Price LC, Montani D, Jaïs X, Dick JR, Simonneau G, Sitbon O, Mercier FJ, Humbert M

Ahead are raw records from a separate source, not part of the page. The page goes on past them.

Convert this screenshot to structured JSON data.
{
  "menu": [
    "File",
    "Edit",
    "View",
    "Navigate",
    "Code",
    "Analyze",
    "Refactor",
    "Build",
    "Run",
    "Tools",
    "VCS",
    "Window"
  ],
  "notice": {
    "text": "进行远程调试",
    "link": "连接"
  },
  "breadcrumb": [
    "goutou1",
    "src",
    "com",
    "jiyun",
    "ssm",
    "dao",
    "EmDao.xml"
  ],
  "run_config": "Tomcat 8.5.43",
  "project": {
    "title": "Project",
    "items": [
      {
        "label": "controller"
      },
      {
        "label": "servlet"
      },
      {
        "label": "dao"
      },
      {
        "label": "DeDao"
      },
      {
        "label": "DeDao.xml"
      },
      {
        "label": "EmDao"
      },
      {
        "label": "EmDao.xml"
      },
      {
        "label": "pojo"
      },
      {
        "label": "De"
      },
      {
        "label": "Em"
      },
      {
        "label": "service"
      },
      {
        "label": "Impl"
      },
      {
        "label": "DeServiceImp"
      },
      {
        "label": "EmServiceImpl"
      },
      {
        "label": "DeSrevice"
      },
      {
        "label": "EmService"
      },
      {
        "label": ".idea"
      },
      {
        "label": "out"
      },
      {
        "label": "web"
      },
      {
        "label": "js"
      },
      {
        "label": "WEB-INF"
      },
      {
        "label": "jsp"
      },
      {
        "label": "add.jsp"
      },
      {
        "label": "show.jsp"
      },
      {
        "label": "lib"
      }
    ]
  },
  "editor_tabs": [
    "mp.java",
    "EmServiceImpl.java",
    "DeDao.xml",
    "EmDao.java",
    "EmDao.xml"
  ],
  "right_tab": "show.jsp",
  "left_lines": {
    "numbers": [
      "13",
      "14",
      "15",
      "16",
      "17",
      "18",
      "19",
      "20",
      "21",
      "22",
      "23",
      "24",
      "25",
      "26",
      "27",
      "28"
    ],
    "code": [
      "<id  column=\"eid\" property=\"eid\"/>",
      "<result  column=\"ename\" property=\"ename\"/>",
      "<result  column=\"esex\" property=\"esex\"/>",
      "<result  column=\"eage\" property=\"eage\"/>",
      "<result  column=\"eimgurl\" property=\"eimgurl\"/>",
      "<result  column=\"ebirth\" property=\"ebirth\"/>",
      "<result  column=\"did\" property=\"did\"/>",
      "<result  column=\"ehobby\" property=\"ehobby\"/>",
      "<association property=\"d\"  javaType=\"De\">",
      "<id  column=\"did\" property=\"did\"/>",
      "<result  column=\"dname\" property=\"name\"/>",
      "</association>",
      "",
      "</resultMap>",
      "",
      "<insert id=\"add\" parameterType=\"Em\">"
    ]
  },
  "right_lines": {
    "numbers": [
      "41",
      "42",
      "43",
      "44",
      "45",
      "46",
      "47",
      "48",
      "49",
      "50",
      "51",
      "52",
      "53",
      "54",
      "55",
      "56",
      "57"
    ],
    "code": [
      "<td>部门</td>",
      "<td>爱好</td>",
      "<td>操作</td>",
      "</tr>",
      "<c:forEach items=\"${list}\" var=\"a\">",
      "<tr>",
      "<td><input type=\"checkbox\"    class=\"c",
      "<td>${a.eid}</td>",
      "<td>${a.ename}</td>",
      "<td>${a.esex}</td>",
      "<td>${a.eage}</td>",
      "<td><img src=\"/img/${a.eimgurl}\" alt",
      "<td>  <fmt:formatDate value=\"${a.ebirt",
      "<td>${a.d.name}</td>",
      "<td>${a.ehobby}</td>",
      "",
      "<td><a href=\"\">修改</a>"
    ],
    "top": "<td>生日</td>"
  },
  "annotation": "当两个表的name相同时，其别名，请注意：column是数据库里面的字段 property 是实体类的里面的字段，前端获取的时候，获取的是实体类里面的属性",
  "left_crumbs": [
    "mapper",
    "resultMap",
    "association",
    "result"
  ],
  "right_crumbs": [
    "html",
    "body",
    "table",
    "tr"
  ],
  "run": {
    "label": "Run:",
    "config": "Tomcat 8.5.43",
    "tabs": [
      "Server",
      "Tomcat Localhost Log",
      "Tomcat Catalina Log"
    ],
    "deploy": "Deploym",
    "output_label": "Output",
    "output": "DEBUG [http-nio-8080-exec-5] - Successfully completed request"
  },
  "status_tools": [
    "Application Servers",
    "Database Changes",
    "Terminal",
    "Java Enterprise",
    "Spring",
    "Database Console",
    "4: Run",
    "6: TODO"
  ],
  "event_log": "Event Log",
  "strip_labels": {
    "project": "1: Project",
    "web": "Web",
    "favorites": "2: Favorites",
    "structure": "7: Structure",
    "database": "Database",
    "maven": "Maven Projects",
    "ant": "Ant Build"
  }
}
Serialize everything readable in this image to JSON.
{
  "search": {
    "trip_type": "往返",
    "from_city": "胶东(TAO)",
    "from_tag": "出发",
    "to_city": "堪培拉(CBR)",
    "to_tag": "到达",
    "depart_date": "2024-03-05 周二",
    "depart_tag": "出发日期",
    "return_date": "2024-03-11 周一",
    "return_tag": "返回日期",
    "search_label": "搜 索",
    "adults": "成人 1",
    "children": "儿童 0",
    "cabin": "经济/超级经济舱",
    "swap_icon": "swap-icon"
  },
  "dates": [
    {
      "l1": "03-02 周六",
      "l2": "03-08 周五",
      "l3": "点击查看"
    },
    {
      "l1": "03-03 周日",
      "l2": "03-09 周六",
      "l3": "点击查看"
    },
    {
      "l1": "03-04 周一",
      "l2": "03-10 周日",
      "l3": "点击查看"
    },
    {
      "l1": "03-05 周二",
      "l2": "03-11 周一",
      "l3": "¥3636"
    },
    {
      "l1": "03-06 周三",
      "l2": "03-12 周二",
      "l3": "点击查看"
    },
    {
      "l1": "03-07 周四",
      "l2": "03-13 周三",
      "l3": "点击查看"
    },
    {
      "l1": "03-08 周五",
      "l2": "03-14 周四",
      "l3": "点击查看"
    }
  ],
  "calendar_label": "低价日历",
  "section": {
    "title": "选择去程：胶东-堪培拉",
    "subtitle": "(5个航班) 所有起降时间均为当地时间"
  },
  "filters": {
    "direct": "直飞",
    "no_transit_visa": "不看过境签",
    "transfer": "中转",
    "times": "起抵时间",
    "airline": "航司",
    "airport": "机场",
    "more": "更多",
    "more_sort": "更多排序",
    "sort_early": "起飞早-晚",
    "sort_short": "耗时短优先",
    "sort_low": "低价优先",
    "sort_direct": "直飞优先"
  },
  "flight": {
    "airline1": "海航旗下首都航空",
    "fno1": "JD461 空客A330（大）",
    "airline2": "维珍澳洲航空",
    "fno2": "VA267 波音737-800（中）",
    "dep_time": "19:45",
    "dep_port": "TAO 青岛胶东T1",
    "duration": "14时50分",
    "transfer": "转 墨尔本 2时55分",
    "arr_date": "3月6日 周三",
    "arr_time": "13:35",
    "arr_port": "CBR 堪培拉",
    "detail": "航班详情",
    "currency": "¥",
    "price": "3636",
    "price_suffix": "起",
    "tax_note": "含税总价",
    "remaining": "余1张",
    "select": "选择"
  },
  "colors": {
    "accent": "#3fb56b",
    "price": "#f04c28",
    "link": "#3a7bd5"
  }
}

The anaesthetic management and follow-up of well-characterised patients with pulmonary arterial hypertension presenting for noncardiothoracic nonobstetric surgery has rarely been described. The details of consecutive patients and perioperative complications during the period January 2000 to December 2007 were reviewed. Repeat procedures in duplicate patients were excluded. Longer term outcomes included New York Heart Association (NYHA) functional class, 6-min walking distance and invasive haemodynamics. A total of 28 patients were identified as having undergone major (57%) or minor surgery under general (50%) and regional anaesthesia. At the time of surgery, 75% of patients were in NYHA functional class I-II. Perioperative deaths occurred in 7%. Perioperative complications, all related to pulmonary hypertension, occurred in 29% of all patients and in 17% of those with no deaths during scheduled procedures. Most (n = 11, 92%) of the complications occurred in the first 48 h following surgery. In emergencies (n = 4), perioperative complication and death rates were higher (100 and 50%, respectively; p<0.005). Risk factors for complications were greater for emergency surgery (p<0.001), major surgery (p = 0.008) and a long operative time (193 versus 112 min; p = 0.003). No significant clinical or haemodynamic deterioration was seen in survivors at 3-6 or 12 months of post-operative follow-up. Despite optimal management in this mostly nonsevere pulmonary hypertension population, perioperative complications were common, although survivors remained stable. Emergency procedures, major surgery and long operations were associated with increased risk.
Facultéde Médecine, University Paris-Sud, Kremlin-Bicêtre, France.